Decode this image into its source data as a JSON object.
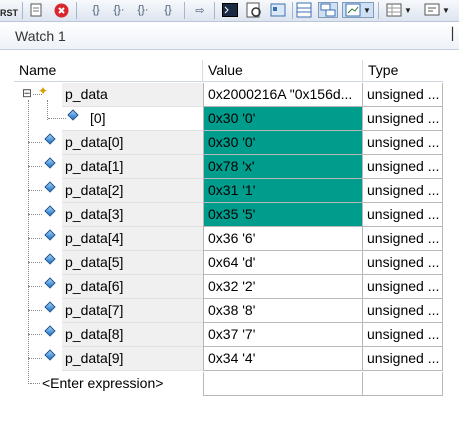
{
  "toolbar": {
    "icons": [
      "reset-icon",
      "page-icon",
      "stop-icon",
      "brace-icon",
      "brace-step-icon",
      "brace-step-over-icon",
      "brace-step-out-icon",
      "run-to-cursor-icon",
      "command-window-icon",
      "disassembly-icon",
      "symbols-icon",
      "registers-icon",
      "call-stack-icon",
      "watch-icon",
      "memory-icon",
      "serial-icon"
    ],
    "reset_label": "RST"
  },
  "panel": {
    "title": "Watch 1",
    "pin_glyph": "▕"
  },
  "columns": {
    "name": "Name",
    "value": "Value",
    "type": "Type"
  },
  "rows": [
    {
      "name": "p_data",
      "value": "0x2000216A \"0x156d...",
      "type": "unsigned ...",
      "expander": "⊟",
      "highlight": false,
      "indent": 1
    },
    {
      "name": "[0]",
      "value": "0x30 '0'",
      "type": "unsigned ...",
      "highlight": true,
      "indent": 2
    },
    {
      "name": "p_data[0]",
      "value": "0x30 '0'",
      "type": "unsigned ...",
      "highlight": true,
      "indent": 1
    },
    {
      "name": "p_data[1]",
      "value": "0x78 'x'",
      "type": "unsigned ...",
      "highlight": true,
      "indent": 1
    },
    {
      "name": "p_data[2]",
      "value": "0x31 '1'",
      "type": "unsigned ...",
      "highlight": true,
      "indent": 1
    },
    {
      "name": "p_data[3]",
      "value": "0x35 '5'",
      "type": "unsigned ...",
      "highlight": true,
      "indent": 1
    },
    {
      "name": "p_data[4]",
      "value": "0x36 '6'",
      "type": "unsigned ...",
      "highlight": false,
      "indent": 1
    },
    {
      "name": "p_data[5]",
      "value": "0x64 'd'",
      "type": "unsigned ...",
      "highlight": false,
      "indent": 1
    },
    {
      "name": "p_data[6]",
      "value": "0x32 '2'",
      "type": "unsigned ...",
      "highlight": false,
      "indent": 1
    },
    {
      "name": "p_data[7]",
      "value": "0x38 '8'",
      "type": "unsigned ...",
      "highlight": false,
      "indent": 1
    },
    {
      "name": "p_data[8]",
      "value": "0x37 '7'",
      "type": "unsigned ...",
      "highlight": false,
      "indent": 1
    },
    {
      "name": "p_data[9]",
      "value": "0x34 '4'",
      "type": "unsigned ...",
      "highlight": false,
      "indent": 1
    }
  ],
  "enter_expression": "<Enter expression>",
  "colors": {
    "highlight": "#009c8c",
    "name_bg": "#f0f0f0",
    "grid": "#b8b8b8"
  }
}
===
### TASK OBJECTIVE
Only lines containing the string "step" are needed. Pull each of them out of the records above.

### TASK SOLUTION
      "brace-step-icon",
      "brace-step-over-icon",
      "brace-step-out-icon",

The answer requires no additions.